Given the central role of the amygdala in fear perception and expression and its likely abnormality in affective disorders and autism, there is great demand for a technique to measure differences in neurochemistry of the human amygdala. Unfortunately, it is also a technically complex target for magnetic resonance spectroscopy (MRS) due to a small volume, high field inhomogeneity and a shared boundary with hippocampus, which can undergo opposite changes in response to stress. We attempted to achieve reliable PRESS-localized single-voxel MRS at 3T of the isolated human amygdala by using anatomy to guide voxel size and location. We present data from 106 amygdala-MRS sessions from 58 volunteers aged 10 to 52 years, including two tests of one-week stability and a feasibility study in an adolescent sample. Our main outcomes were indices of spectral quality, repeated measurement variability (within- and between-subject standard deviations), and sensitivity to stable individual differences measured by intra-class correlation (ICC). We present metrics of amygdala-MRS reliability for n-acetyl-aspartate, creatine, choline, myo-Inositol, and glutamate+glutamine (Glx). We found that scan quality suffers an age-related difference in field homogeneity and modified our protocol to compensate. We further identified an effect of anatomical inclusion near the endorhinal sulcus, a region of high synaptic density, that contributes up to 29% of within-subject variability across 4 sessions (n=14). Remaining variability in line width but not signal-to-noise also detracts from reliability. Statistical correction for partial inclusion of these strong neurochemical gradients decreases n-acetyl-aspartate reliability from an intraclass correlation of 0.84 to 0.56 for 7-minute acquisitions. This suggests that systematic differences in anatomical inclusion can contribute greatly to apparent neurochemical concentrations and could produce false group differences in experimental studies. Precise, anatomically-based prescriptions that avoid age-related sources of inhomogeneity and use longer scan times may permit study of individual differences in neurochemistry throughout development in this late-maturing structure.
Here, we describe a novel method for volumetric segmentation of the amygdala from MRI images collected from 35 human subjects. This approach is adapted from open-source techniques employed previously with the hippocampus (Suh et al., 2011; Wang et al., 2011a,b). Using multi-atlas segmentation and machine learning-based correction, we were able to produce automated amygdala segments with high Dice (Mean = 0.918 for the left amygdala; 0.916 for the right amygdala) and Jaccard coefficients (Mean = 0.850 for the left; 0.846 for the right) compared to rigorously hand-traced volumes.

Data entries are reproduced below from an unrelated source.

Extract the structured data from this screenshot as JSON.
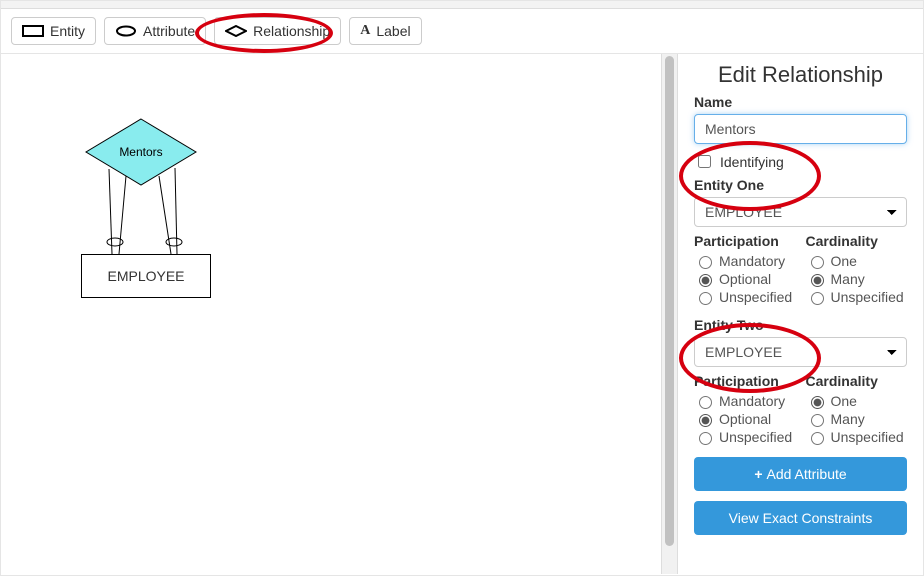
{
  "toolbar": {
    "entity_label": "Entity",
    "attribute_label": "Attribute",
    "relationship_label": "Relationship",
    "label_label": "Label"
  },
  "canvas": {
    "relationship_text": "Mentors",
    "entity_text": "EMPLOYEE"
  },
  "panel": {
    "title": "Edit Relationship",
    "name_label": "Name",
    "name_value": "Mentors",
    "identifying_label": "Identifying",
    "identifying_checked": false,
    "entity_one_label": "Entity One",
    "entity_one_value": "EMPLOYEE",
    "entity_two_label": "Entity Two",
    "entity_two_value": "EMPLOYEE",
    "participation_label": "Participation",
    "cardinality_label": "Cardinality",
    "part_options": {
      "mandatory": "Mandatory",
      "optional": "Optional",
      "unspecified": "Unspecified"
    },
    "card_options": {
      "one": "One",
      "many": "Many",
      "unspecified": "Unspecified"
    },
    "e1_participation": "Optional",
    "e1_cardinality": "Many",
    "e2_participation": "Optional",
    "e2_cardinality": "One",
    "add_attribute_label": "Add Attribute",
    "view_constraints_label": "View Exact Constraints"
  }
}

This automated routine also produced amygdala segments with high intra-class correlations (consistency = 0.830, absolute agreement = 0.819 for the left; consistency = 0.786, absolute agreement = 0.783 for the right) and bivariate (r = 0.831 for the left; r = 0.797 for the right) compared to hand-drawn amygdala. Our results are discussed in relation to other cutting-edge segmentation techniques, as well as commonly available approaches to amygdala segmentation (e.g., Freesurfer). We believe this new technique has broad application to research with large sample sizes for which amygdala quantification might be needed.